Perrat’s writing is flawless, as usual. She is particularly adept at making us share in her characters’ experiences, and we can see, hear, smell, taste, and almost touch, everything around them: bird songs and cries, food, clothes, the oppressive heat, the sting of mosquitoes, the joy of the first swim in the sea, the luxury of the big cruiser ship… Her depiction of the character’s mental state, their ruminations, the intrusive memories and flashbacks, are also excellent and there are plenty of action, secrets, mystery, and intrigue to keep us turning the pages. The book is also full of Australian and English expressions that will delight lovers of vernacular and casual expressions, and I’ve learned the origins of quite a few expressions I had heard and learned some new ones (blackbirding anyone?)
The ending, as the author comments on her acknowledgements at the end of the book, might not be the norm in many real cases, but it is very satisfying, and I enjoyed it (although throughout the novel we also get to see some pretty different outcomes). The author shares her sources and also thanks those who have contributed to this well researched and accomplished novel in the final pages of the book, and I advise people interested in the topic to read until the very end for further information.
I recommend this novel, and all of this author’s novels, to readers interested in books about the female experience, and also, in this case, about the forced migration of thousands of British children to Australia and other commonwealth countries over the years (this practice was only stopped in 1970). Because of the subject matter, this is not an easy read and can be heart wrenching at times, but it is a compelling fictionalised account of an episode of history that everybody should know about. It is wonderfully written, well-researched, and its characters are likely to remain with readers long after they close the book. A must-read. (Remember that you can always try a sample of the book if you want to get a taster and check if it’s for you).
A powerful story of sisters cruelly torn apart by a shameful event in British-Australian history. Clare Flynn, author of The Pearl of Penang
London 1962. A strict and loveless English children’s home, or the promise of Australian sunshine, sandy beaches and eating fruit straight from the tree. Which would you choose?
Ten-year-old Lucy Rivers and her five-year-old sister Charly are thrilled when a child migrant scheme offers them the chance to escape their miserable past.
But on arrival in Sydney, the girls discover their fantasy future is more nightmare than dream.
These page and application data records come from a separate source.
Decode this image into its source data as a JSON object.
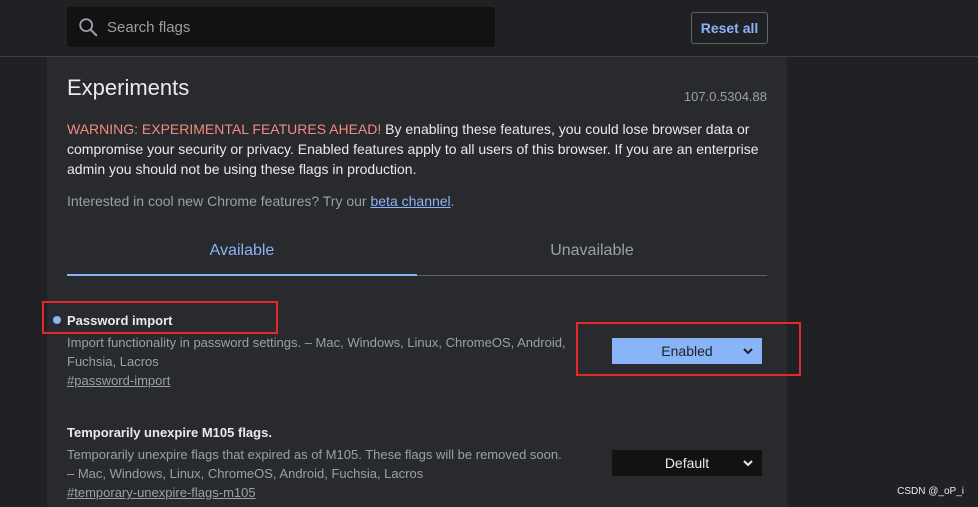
{
  "search": {
    "placeholder": "Search flags"
  },
  "toolbar": {
    "reset_label": "Reset all"
  },
  "page": {
    "title": "Experiments",
    "version": "107.0.5304.88",
    "warning_prefix": "WARNING: EXPERIMENTAL FEATURES AHEAD!",
    "warning_body": " By enabling these features, you could lose browser data or compromise your security or privacy. Enabled features apply to all users of this browser. If you are an enterprise admin you should not be using these flags in production.",
    "interest_text": "Interested in cool new Chrome features? Try our ",
    "interest_link": "beta channel",
    "interest_suffix": "."
  },
  "tabs": [
    {
      "label": "Available",
      "active": true
    },
    {
      "label": "Unavailable",
      "active": false
    }
  ],
  "flags": [
    {
      "title": "Password import",
      "description": "Import functionality in password settings. – Mac, Windows, Linux, ChromeOS, Android, Fuchsia, Lacros",
      "link": "#password-import",
      "value": "Enabled"
    },
    {
      "title": "Temporarily unexpire M105 flags.",
      "description": "Temporarily unexpire flags that expired as of M105. These flags will be removed soon. – Mac, Windows, Linux, ChromeOS, Android, Fuchsia, Lacros",
      "link": "#temporary-unexpire-flags-m105",
      "value": "Default"
    }
  ],
  "watermark": "CSDN @_oP_i",
  "colors": {
    "accent": "#8ab4f8",
    "warning": "#f28b82",
    "highlight": "#e52828"
  }
}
Lucy’s lot is near-slavery at Seabreeze Farm where living conditions are inhuman, the flies and heat unbearable and the owner a sadistic bully. What must she do to survive?
Meanwhile Charly, adopted by the nurturing and privileged Ashwood family, gradually senses that her new parents are hiding something. When the truth emerges, the whole family crumbles. Can Charly recover from this bittersweet deception?
Will the sisters, stranded miles apart in a strange country, ever find each other again?
A poignant testament to child migrants who suffered unforgivable evil, The Lost Blackbird explores the power of family bonds and our desire to know who we are.